Surveys are being developed at the moment to interview farmers and consultants with experience with feeding winter cereals.

Impacts and Contributions/Outcomes

Surveys are being developed at the moment to interview farmers and consultants with experience with feeding winter cereals. The interest in use of winter cereals is growing and there is also a growing interest, especially with the drought of 2016, to evaluate forage sorghum as a shorter season and high-yielding alternative to corn silage, in rotation with winter cereals. We published a series of impact stories on double cropping with winter cereals that started with an article about the farmer who conducted the first trial with us in 2012 and includes the John Kemmeren story and soon the Curtis Martin story:

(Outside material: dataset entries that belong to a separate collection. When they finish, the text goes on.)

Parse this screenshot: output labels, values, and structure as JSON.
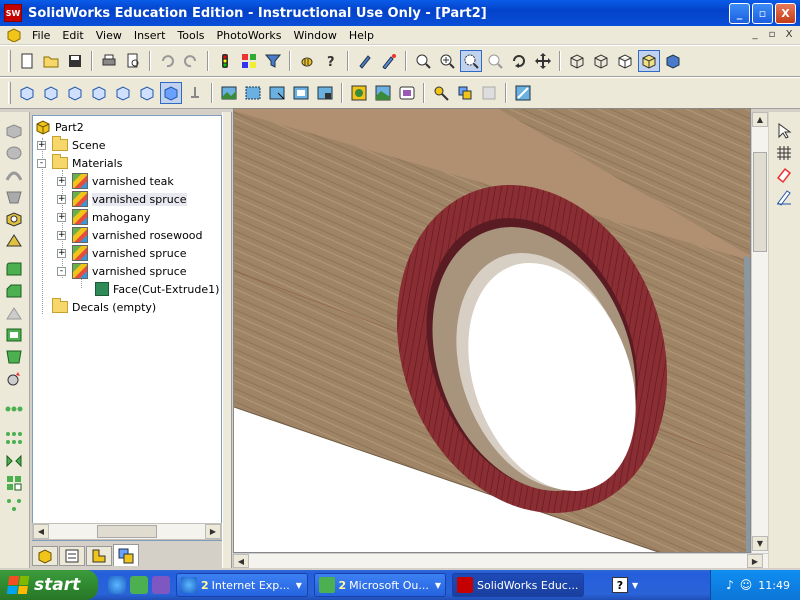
{
  "window": {
    "title": "SolidWorks Education Edition - Instructional Use Only - [Part2]",
    "logo_text": "SW",
    "buttons": [
      "_",
      "▫",
      "X"
    ]
  },
  "menubar": {
    "items": [
      "File",
      "Edit",
      "View",
      "Insert",
      "Tools",
      "PhotoWorks",
      "Window",
      "Help"
    ],
    "mdi_buttons": [
      "_",
      "▫",
      "X"
    ]
  },
  "toolbar1": {
    "icons": [
      "new-document-icon",
      "open-folder-icon",
      "save-icon",
      "print-icon",
      "print-preview-icon",
      "undo-icon",
      "redo-icon",
      "traffic-light-icon",
      "options-grid-icon",
      "select-filter-icon",
      "bee-icon",
      "help-icon",
      "pencil-icon",
      "edit-sketch-icon",
      "zoom-fit-icon",
      "zoom-in-icon",
      "zoom-area-icon",
      "zoom-out-icon",
      "rotate-icon",
      "pan-icon",
      "wireframe-icon",
      "hidden-lines-visible-icon",
      "hidden-lines-removed-icon",
      "shaded-with-edges-icon",
      "shaded-icon"
    ]
  },
  "toolbar2": {
    "icons": [
      "front-view-icon",
      "back-view-icon",
      "left-view-icon",
      "right-view-icon",
      "top-view-icon",
      "bottom-view-icon",
      "isometric-view-icon",
      "normal-to-icon",
      "render-icon",
      "render-area-icon",
      "render-selected-icon",
      "render-last-icon",
      "render-to-file-icon",
      "material-icon",
      "scene-icon",
      "decal-icon",
      "lighting-icon",
      "options-icon",
      "disabled-icon",
      "photoworks-options-icon"
    ]
  },
  "tree": {
    "root": "Part2",
    "items": [
      {
        "label": "Scene",
        "level": 1,
        "type": "folder",
        "expander": "+"
      },
      {
        "label": "Materials",
        "level": 1,
        "type": "folder",
        "expander": "-"
      },
      {
        "label": "varnished teak",
        "level": 2,
        "type": "material",
        "expander": "+"
      },
      {
        "label": "varnished spruce",
        "level": 2,
        "type": "material",
        "expander": "+",
        "selected": true
      },
      {
        "label": "mahogany",
        "level": 2,
        "type": "material",
        "expander": "+"
      },
      {
        "label": "varnished rosewood",
        "level": 2,
        "type": "material",
        "expander": "+"
      },
      {
        "label": "varnished spruce",
        "level": 2,
        "type": "material",
        "expander": "+"
      },
      {
        "label": "varnished spruce",
        "level": 2,
        "type": "material",
        "expander": "-"
      },
      {
        "label": "Face(Cut-Extrude1) :",
        "level": 3,
        "type": "face",
        "expander": ""
      },
      {
        "label": "Decals (empty)",
        "level": 1,
        "type": "folder",
        "expander": ""
      }
    ]
  },
  "panel_tabs": [
    "feature-manager-tab",
    "property-manager-tab",
    "configuration-manager-tab",
    "photoworks-tab"
  ],
  "taskbar": {
    "start_label": "start",
    "tasks": [
      {
        "count": "2",
        "label": "Internet Exp...",
        "icon": "ie-icon"
      },
      {
        "count": "2",
        "label": "Microsoft Ou...",
        "icon": "outlook-icon"
      },
      {
        "count": "",
        "label": "SolidWorks Educ...",
        "icon": "solidworks-icon",
        "active": true
      }
    ],
    "clock": "11:49"
  },
  "colors": {
    "wood_plank": "#a08466",
    "rosewood_ring": "#8b2e34",
    "inner_bore": "#b8a48c",
    "xp_blue": "#245edb"
  }
}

We also worked with a Cornell undergraduate student this fall semester to develop a new agronomy factsheet that explains forage quality parameters. This topic was selected by the student and was relevant to the project as well. The new factsheet was posted last week at:





Dr. Debbie Cherney
Associate Professor
Cornell University
329 Morrison Hall
Department of Animal Science
Ithaca, NY 14853
Office Phone: 6072552882
John Hanchar
Regional Farm Business Specialist
NWNY Dairy, Livestock, and Field Crops Team
3 Murray Hill DR
Building 3
Mt Morris, NY 14510
Office Phone: 5859915438
Dr. Jerry Cherney
Cornell University
503 Bradfield Hall
Department of Crop and Soil Sciences
Ithaca, NY 14853
Office Phone: 6072550945
Tom Kilcer
Advanced Ag Systems
172 Sunnyside Rd
Kinderhook, NY 12106
Office Phone: 5184212132
Karl Czymmek
Senior Extension Associate
PRODAIRY, Cornell University
328 Morrison Hall
Ithaca, NY 14853
Office Phone: 6072554890
Bill Verbeten
Regional Extension Agronomist
NWNY Dairy, Livestock, and Field Crops Team
4487 Lake Road
Lockport, NY 14094
Office Phone: 5853134457
Greg Godwin
Research Support Specialist
Cornell University
330 Morrison Hall
Ithaca, NY 14853
Office Phone: 6072551723